Their goal in conducting this analysis was as stated: “As part of a series on the rising global phenomenon of online harassment, the Guardian commissioned research into the 70m comments left on its site since 2006 and discovered that of the 10 most abused writers eight are women, and the two men are black. Hear from three of those writers, explore the data and help us host better conversations online” by Becky Gardiner, Mahana Mansfield, Ian Anderson, Josh Holder, Daan Louter and Monica Ulmanu. The methodology used is presented here.
These findings are of no surprise to those aware of the impact of implicit gender and racial bias in our society. They are likely representative of a general phenomenon across the landscape of on-line journalism and digital news sources commentary. We fully support the stand that the Guardian is taking on this issue:

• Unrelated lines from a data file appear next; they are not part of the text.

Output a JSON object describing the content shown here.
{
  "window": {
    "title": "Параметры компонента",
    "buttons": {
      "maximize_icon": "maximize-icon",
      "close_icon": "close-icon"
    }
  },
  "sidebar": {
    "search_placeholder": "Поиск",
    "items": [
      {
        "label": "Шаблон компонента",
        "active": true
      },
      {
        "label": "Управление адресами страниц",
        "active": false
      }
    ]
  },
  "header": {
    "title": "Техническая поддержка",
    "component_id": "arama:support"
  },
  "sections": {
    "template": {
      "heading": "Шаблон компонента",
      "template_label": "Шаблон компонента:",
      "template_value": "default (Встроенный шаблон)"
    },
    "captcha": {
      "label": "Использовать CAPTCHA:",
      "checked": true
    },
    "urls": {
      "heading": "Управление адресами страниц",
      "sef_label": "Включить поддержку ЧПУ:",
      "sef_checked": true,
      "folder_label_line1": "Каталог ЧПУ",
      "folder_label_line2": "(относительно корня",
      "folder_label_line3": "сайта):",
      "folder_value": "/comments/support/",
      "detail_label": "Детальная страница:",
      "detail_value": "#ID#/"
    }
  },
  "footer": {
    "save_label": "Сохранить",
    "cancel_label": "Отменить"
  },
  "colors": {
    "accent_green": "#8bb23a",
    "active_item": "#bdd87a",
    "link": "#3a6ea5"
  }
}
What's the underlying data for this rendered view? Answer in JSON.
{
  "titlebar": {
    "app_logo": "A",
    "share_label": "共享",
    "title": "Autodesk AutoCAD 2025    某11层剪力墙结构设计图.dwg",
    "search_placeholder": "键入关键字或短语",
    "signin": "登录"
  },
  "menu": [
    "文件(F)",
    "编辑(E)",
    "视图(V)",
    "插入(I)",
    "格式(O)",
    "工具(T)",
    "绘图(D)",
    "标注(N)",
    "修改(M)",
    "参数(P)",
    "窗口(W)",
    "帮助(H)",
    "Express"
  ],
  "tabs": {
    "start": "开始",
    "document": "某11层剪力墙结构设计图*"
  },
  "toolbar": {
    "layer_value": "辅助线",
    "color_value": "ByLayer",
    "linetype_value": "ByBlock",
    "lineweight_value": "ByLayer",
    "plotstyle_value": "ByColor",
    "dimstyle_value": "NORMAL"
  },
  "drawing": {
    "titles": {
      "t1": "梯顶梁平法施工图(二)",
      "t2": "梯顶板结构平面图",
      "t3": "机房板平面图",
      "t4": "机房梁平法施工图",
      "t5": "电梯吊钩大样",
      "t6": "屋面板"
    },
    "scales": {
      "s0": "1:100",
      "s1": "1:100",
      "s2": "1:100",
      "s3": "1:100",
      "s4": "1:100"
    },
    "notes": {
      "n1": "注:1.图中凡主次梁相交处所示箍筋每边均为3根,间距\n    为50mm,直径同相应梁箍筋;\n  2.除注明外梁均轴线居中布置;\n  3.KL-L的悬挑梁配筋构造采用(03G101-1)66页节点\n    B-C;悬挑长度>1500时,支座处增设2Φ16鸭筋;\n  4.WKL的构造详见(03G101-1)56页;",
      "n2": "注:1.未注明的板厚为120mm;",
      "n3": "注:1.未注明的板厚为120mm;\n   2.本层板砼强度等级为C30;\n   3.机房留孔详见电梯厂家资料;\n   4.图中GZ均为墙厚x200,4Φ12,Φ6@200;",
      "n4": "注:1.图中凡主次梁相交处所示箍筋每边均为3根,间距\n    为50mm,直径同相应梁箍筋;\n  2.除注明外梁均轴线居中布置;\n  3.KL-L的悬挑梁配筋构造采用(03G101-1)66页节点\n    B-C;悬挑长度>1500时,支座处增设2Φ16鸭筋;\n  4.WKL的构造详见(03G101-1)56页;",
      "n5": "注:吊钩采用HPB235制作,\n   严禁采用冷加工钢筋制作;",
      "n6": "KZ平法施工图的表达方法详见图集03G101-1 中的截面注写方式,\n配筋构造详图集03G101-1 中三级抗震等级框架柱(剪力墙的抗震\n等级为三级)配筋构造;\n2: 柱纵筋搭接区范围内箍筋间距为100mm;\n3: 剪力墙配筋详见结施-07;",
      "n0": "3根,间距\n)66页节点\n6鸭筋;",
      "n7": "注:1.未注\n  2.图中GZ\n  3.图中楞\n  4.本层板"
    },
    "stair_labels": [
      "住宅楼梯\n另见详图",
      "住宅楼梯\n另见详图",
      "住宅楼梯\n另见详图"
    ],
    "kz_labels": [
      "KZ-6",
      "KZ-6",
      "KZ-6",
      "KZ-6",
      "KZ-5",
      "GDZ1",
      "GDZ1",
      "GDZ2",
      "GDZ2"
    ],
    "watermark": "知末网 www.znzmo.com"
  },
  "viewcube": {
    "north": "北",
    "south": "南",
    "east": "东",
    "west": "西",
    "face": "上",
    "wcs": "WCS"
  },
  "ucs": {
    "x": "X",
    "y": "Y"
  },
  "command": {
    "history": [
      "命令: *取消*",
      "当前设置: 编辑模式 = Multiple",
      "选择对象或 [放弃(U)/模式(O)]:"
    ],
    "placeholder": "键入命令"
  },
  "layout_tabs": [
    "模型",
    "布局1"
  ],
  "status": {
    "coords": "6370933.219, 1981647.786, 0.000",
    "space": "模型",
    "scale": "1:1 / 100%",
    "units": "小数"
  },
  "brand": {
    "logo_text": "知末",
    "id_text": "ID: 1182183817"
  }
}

But in addition to the psychological and professional harm online abuse and harassment can cause to individuals, there are social harms, too. Recent research by the Pew Centre found that not only had 40% of adults experienced harassment online but 73% had witnessed others being harassed. This must surely have a chilling effect, silencing people who might otherwise contribute to public debates – particularly women, LGBT people and people from racial or religious minorities, who see others like themselves being racially and sexually abused.
Is that the kind of culture we want to live in?
Is that the web we want?
The findings we find most pertinent are:
- Articles written by women received more blocked (i.e. abusive or disruptive) comments across almost all sections. (note: blocked comments are defined as comments that violate their published community standards)
- Some sections attracted more blocked comments than others. World news, Opinion and Environment had more than the average number of abusive or disruptive comments. And, so did Fashion.
- Some subjects attracted more abusive or disruptive comments than others. Conversations about crosswords, cricket, horse racing and jazz were respectful; discussions about the Israel/Palestine conflict were not. Articles about feminism attracted very high levels of blocked comments. And so did rape.
They also discuss the broader impacts of negative comments across social media outlets and liken them to snowflakes that can quickly become avalanches for targeted individuals:
Anonymity disinhibits people, making some of them more likely to be abusive. Mobs can form quickly: once one abusive comment is posted, others will often pile in, competing to see who can be the most cruel. This abuse can move across platforms at great speed – from Twitter, to Facebook, to blogposts – and it can be viewed on multiple devices – the desktop at work, the mobile phone at home. To the person targeted, it can feel like the perpetrator is everywhere: at home, in the office, on the bus, in the street.
Jessica Valenti, a Guardian writer, is quoted as defining abuse as: “Imagine going to work every day and walking through a gauntlet of 100 people saying ‘You’re stupid,’ ‘You’re terrible,’ ‘You suck,’ ‘I can’t believe you get paid for this.’ It’s a terrible way to go to work.”
They include an enlightening interactive quiz to see which comments the reader would block versus those blocked by the journal. This article is well worth a read.